Dubai’s government is considering issuing bonds again this year and selling stakes in its companies to the public as the real estate industry spurs an economic recovery, the emirate’s top finance official said.
The government, which was on the brink of defaulting in 2009, reduced its borrowing costs by 40 percent when it sold $750 million of 10-year Islamic bonds in January, in addition to its first-ever 30-year bonds. Investor confidence in the emirate has improved after three state-linked companies paid or refinanced $3.75 billion of debt in 2012, in addition to a 3.3 billion dirham ($898 million) liability that matured in April.
“We did the sukuk a couple of months ago and I’m sure people were surprised to see that it was a 30-year unrated,” Sheikh Ahmed bin Saeed Al Maktoum, head of the emirate’s Supreme Fiscal Committee, said in an interview in Dubai yesterday. “People have trust and we’ll always keep our word.”
Issuers in Dubai, one of seven sheikhdoms in the United Arab Emirates, have stepped up bond sales this year as the city’s credit risk tumbled to 187 basis points yesterday, the lowest since at least the start of the global financial crisis in 2008, data compiled by Bloomberg show. Investors also piled into Dubai stocks, helping the measure rally 33 percent in 2013, the world’s third-best performer after gauges in Ghana and Argentina among 94 indexes tracked by Bloomberg.

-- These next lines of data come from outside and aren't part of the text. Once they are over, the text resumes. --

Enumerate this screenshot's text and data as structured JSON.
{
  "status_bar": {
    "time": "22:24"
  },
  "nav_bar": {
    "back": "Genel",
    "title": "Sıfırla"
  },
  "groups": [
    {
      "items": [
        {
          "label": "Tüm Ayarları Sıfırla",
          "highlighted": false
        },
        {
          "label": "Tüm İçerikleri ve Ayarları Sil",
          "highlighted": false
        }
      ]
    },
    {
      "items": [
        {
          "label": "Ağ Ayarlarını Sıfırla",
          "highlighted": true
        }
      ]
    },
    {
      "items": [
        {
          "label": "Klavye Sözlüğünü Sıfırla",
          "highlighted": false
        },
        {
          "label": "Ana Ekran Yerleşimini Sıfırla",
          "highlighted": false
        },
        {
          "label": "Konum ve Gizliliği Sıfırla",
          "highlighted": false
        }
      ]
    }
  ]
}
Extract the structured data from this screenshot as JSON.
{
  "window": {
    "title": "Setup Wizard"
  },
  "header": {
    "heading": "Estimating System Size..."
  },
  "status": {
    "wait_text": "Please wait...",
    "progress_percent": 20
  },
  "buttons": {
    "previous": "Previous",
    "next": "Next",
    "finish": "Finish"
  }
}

Even after this year’s rally, the DFM General Index’s market value of 157 billion dirhams is less than half the value at the start of 2008. The stock exchange requires new listings for a boost, according to Sheikh Ahmed.
“Another big company is needed on the stock market,” Sheikh Ahmed said, declining to specify a time frame. “Many companies” that fall under the umbrella of Investment Corp. of Dubai, the emirate’s main state-owned holding company known as ICD, would be candidates for initial public offerings, he said. ICD was set up in May 2006 and holds stakes in more than 30 companies, including Emirates, the world’s biggest airline by international passenger traffic.
“The profile of ICD is big,” said Sheikh Ahmed, who is also a board member of the company. “It will good for the stock market here in Dubai and the UAE.”
Dubai’s equities and bonds have advanced as the city witnesses a pick up in its property industry, which suffered from a 65 percent slump in home prices in the aftermath of the 2008 crash. The average price of a mid-range villa in Dubai increased 44 percent in the year to April to the highest since November 2008, according to Cluttons LLC data on Bloomberg.
“Real estate has recovered a lot quicker than people thought,” Sheikh Ahmed said. “People were expecting 10 years or so. I think the market will continue like it is.”
Repeated pledges by policy makers in Dubai has also helped lure investors in the past year. The government has $26 billion of principal payments outstanding on Islamic and non-Islamic bonds, including $17.93 billion maturing next year, data compiled by Bloomberg show. Moody’s said in March that Dubai faces a “pivotal year” in 2014.
The emirate is committed to repaying its debts, and will do “whatever we have to do,” Sheikh Ahmed said. Issuers in Dubai sold about $5.8 billion of securities so far in 2013, up 81 percent from a year earlier, according to data compiled by Bloomberg.
The yield on Dubai’s 5.591 percent bonds due in 2021 has fallen 107 basis points, or 1.07 percentage points, in the past year to 3.94 percent at 6:35 p.m. in Dubai, according to data compiled by Bloomberg. The emirate’s economy is set to expand 4.6 percent, on average, between 2012 and 2015, more than twice the average of the previous four years, according to government forecasts.
“I’m very confident because of what is happening in Dubai at the moment,” Sheikh Ahmed said. “The interest is very much like before the real estate slowdown. It has picked up very quickly.”